July 19, 2018
From the Introduction:
Several years ago, we set out to better understand how both library acquisition practices and the distribution patterns of publishers and vendors were evolving over time. Within the academic publishing community, there is a sense that academic libraries are acquiring fewer and fewer books and that university presses are struggling amid declining sales. The latter may certainly be true—a recent UK study found that between 2005 and 2014, retail sales of academic books dropped by 13 percent —but what if the academic libraries that constitute part of that market were in reality not making fewer purchases? As new vendors and acquisition methods disrupt customary means of acquiring books, Joseph Esposito, Ithaka S+R’s frequent collaborator and consultant, was inspired to ask whether book sales were actually depressed, or if they only appeared to be because academic libraries were bypassing the traditional wholesale vendors whose metrics are used by university presses to assess sales to libraries for companies like Amazon.
To address this question, Ithaka S+R’s Roger Schonfeld and Liam Sweeney developed a data collection method that involved obtaining acquisitions data through an integrated library system (ILS). With the help of Betsy Friesen and Michael Johnson at the University of Minnesota, we created a canned report and query that academic institutions using Ex Libris’s Alma could easily implement to extract their data and supply us with a complete list of acquisitions by fiscal year.
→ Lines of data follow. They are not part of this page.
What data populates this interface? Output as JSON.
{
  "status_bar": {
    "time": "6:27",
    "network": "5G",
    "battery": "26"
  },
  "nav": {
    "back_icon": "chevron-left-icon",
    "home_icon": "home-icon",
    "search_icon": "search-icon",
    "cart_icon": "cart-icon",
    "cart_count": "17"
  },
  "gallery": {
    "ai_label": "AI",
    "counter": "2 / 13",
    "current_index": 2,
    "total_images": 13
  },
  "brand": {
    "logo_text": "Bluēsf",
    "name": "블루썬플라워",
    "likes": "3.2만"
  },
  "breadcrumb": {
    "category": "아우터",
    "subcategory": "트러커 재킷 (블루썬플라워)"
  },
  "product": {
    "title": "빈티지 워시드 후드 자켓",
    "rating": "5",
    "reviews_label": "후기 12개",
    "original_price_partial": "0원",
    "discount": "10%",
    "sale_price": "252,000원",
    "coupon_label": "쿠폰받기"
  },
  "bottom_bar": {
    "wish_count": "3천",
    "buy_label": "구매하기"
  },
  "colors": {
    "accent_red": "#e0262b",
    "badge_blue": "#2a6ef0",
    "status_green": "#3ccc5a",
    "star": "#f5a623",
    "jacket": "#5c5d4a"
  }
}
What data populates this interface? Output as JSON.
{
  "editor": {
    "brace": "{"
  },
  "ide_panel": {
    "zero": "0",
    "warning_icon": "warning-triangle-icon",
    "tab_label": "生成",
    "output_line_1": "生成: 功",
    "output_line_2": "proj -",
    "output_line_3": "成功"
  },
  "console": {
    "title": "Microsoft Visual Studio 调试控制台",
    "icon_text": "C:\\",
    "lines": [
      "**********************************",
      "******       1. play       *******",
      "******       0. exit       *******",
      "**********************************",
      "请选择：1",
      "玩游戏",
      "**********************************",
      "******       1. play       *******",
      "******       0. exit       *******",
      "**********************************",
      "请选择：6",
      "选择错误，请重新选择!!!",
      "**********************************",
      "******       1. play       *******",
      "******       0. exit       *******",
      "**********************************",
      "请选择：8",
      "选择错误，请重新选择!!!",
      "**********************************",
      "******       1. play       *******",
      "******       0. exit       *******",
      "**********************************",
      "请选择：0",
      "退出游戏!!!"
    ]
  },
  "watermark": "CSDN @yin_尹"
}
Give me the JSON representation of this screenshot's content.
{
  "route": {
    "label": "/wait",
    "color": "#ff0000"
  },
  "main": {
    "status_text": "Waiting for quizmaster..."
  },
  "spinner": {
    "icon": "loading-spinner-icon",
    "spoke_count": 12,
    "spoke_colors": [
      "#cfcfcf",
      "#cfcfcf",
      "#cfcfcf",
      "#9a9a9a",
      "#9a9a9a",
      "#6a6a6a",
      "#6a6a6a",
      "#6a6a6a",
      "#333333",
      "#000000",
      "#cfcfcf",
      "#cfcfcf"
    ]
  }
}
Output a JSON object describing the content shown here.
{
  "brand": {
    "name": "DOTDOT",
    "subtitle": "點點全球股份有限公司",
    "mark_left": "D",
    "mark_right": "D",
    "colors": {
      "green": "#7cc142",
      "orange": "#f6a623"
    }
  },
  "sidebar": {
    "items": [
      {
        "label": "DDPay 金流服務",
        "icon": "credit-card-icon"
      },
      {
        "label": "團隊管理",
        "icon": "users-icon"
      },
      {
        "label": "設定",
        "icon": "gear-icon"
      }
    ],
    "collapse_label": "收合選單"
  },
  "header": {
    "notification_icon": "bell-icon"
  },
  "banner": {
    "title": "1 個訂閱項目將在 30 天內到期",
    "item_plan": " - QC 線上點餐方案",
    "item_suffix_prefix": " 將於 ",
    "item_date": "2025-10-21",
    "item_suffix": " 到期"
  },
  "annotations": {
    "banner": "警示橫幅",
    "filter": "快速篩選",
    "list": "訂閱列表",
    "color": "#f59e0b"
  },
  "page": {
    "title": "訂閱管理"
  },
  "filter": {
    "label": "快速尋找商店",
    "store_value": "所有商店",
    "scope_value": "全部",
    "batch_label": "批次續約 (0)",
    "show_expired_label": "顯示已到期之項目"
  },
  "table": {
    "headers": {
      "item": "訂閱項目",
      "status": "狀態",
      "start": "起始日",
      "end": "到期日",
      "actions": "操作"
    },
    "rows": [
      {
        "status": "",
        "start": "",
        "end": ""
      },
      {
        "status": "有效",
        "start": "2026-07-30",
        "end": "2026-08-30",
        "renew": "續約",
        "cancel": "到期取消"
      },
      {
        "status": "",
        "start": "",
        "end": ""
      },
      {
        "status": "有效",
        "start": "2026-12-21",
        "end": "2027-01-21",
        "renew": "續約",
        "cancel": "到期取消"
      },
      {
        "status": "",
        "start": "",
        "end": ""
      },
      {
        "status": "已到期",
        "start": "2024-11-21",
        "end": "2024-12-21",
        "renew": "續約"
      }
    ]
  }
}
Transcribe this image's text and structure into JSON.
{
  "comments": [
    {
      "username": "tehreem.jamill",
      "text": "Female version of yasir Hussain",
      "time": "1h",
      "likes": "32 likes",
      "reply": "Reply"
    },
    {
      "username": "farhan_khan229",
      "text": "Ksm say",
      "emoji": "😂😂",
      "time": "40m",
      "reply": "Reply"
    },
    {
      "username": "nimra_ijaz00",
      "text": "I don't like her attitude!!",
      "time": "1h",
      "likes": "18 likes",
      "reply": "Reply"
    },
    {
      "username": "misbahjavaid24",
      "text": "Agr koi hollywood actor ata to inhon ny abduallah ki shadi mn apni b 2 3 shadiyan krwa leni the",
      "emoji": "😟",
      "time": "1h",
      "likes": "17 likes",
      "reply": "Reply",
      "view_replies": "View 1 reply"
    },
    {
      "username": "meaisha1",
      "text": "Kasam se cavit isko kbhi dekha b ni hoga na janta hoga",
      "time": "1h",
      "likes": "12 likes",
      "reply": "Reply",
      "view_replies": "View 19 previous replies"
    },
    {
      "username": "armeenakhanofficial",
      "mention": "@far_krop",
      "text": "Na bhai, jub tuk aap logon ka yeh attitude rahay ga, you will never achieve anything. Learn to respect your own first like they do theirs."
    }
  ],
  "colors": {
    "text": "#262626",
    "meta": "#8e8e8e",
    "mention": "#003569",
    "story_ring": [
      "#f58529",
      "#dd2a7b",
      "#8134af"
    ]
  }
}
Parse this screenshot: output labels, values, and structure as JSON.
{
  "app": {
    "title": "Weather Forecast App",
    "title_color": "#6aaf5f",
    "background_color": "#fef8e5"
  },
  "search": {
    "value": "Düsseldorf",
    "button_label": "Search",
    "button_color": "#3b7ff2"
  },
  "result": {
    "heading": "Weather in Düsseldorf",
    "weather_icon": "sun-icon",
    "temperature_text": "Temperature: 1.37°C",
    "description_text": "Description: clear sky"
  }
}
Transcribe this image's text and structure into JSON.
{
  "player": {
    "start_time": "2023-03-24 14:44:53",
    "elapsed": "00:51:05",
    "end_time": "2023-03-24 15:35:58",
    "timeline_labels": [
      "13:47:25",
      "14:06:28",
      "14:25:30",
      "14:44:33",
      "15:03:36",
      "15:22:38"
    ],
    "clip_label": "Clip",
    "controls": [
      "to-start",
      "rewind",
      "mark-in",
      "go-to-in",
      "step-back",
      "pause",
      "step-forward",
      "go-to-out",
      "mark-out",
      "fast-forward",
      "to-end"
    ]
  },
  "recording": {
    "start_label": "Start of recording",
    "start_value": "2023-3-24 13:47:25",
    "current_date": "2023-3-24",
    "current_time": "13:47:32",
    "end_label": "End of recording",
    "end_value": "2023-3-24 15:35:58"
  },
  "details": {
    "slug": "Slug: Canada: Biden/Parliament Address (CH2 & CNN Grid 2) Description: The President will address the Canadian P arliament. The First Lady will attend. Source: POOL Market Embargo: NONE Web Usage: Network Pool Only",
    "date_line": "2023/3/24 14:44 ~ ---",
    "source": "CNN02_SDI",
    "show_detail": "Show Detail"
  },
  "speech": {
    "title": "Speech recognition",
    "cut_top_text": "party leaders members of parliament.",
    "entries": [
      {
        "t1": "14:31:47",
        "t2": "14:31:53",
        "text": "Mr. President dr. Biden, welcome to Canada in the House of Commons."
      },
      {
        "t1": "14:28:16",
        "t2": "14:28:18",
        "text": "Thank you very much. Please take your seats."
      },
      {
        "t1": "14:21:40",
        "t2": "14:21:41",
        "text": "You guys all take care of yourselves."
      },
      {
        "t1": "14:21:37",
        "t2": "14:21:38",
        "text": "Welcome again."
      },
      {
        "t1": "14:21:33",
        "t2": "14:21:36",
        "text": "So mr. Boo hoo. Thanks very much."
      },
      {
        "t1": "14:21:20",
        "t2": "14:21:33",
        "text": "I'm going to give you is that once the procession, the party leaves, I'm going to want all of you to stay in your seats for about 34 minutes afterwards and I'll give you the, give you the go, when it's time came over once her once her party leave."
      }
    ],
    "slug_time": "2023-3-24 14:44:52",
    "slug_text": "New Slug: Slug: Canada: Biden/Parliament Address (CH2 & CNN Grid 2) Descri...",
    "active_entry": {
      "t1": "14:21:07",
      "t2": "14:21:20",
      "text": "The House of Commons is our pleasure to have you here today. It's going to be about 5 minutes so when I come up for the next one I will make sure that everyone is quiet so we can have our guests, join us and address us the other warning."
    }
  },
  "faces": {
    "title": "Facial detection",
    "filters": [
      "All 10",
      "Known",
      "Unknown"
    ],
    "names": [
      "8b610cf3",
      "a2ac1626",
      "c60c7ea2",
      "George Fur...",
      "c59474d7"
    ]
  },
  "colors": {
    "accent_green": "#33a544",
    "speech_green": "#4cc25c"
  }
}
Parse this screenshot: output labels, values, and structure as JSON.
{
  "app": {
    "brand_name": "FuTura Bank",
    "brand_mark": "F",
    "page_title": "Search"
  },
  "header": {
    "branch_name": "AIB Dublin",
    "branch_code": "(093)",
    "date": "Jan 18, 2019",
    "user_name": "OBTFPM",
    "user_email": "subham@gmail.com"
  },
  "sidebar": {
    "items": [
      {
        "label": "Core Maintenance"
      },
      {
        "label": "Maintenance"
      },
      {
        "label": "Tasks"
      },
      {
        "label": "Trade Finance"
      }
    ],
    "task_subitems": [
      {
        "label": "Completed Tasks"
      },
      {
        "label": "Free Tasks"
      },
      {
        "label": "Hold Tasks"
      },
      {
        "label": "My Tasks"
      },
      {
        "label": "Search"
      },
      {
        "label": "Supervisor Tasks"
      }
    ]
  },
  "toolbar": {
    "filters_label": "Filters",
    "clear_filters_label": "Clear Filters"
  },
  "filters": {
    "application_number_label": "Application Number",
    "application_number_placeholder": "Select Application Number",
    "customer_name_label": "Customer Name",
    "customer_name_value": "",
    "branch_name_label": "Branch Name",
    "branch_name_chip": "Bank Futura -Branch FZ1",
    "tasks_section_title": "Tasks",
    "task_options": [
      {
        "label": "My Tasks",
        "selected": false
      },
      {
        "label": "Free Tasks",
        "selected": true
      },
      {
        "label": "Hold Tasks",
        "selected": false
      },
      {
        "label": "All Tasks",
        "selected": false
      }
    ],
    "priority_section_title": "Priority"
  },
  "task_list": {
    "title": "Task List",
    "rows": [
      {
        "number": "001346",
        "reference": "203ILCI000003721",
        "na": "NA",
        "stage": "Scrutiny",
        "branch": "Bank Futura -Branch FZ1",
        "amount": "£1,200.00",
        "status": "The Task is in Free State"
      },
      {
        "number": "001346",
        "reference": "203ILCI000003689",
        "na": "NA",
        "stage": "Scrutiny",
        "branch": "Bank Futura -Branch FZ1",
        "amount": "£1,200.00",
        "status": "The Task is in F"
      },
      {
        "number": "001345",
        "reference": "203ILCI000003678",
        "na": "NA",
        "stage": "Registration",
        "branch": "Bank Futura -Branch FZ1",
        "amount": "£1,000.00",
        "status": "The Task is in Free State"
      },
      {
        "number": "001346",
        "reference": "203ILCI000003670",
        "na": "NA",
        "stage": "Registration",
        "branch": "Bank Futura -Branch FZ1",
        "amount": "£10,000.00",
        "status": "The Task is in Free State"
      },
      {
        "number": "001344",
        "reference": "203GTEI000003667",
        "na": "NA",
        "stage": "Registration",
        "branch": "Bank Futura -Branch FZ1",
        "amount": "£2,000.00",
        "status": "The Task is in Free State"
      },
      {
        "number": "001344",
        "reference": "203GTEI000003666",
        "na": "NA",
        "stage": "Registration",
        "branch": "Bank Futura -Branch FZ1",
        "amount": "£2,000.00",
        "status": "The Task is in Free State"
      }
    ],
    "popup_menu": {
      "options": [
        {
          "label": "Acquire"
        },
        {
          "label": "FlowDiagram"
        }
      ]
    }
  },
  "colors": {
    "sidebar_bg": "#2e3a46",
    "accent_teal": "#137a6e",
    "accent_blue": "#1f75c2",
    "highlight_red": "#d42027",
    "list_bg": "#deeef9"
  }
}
A pilot conducted with four academic libraries in 2016 proved that this method not only yielded viable data but was also scalable. Last year we received funding from The Andrew W. Mellon Foundation, and the Library Acquisition Patterns (LAP) project was able to expand into a large-scale, national study that also incorporated data from OCLC’s WorldShare Management Services (WMS).
This preliminary analysis examines book acquisitions from 54 libraries—ranging from small private liberal arts colleges to public research universities—that use WMS. We asked participants for data on their acquisitions between fiscal years 2013 to 2017. Because start and end dates for fiscal years vary by institution, we coded fiscal years as the year when the fiscal period ends for the purpose of this analysis. While some institutions were able to provide data for all five years, most were not, and we were therefore unable to perform a meaningful longitudinal analysis of acquisition patterns in the aggregate and within sectors using WMS data alone. As a result we are focusing our findings on fiscal year 2017, the most recent year for which all participants were able to provide data on their acquisitions.
Direct to Full Text Report
Direct to PDF Version (11 pages)